* Assigned task
Going line by line through the records below, count those containing the word "الضمان", then give only the count.

* * *

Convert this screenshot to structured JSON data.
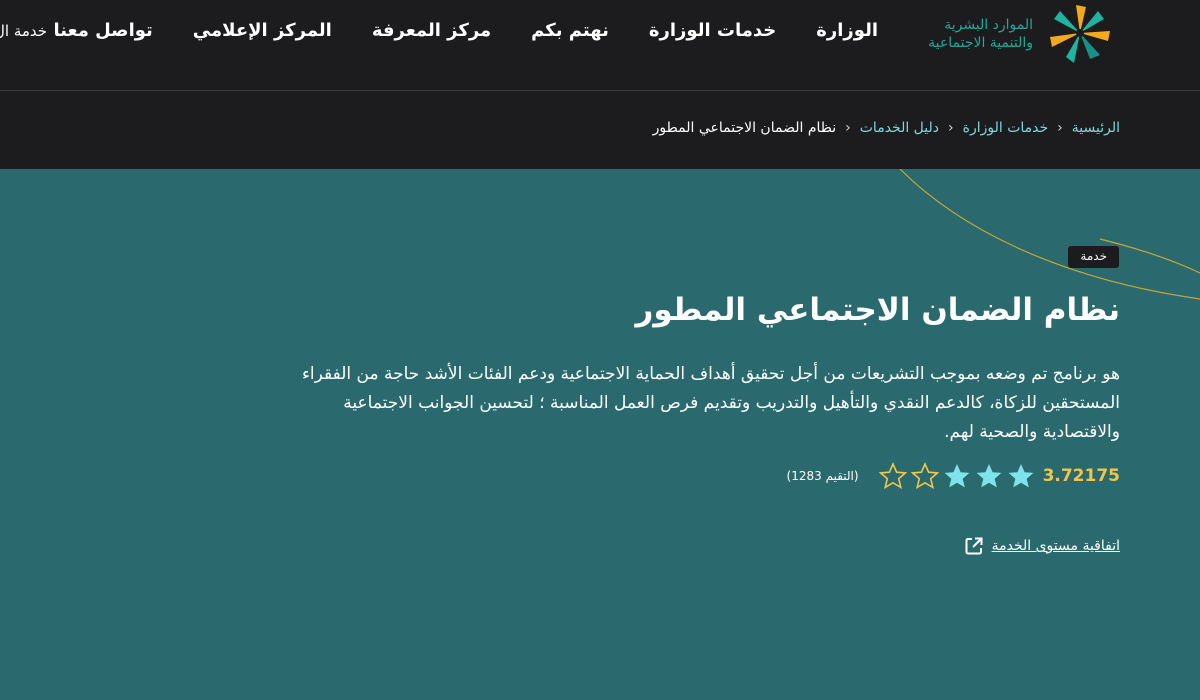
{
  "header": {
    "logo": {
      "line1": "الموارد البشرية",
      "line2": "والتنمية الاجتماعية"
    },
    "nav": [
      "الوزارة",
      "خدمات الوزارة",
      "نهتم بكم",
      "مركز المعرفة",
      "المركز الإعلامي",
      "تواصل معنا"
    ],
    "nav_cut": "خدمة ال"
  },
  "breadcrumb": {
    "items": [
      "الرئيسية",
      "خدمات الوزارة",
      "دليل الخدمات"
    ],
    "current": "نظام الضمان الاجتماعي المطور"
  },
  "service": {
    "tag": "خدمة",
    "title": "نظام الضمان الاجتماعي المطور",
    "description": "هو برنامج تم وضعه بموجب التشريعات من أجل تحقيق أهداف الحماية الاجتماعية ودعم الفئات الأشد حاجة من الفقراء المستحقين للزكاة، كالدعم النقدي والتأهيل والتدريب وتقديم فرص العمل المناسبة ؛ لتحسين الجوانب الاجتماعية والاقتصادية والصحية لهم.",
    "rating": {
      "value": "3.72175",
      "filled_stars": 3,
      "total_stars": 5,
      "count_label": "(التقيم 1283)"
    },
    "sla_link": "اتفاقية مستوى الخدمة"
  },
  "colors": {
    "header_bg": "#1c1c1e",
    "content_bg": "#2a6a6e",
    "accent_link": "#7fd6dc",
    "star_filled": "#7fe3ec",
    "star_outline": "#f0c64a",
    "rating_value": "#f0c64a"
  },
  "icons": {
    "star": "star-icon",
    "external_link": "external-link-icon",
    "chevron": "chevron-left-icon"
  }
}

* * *

* Solution to this exercise
2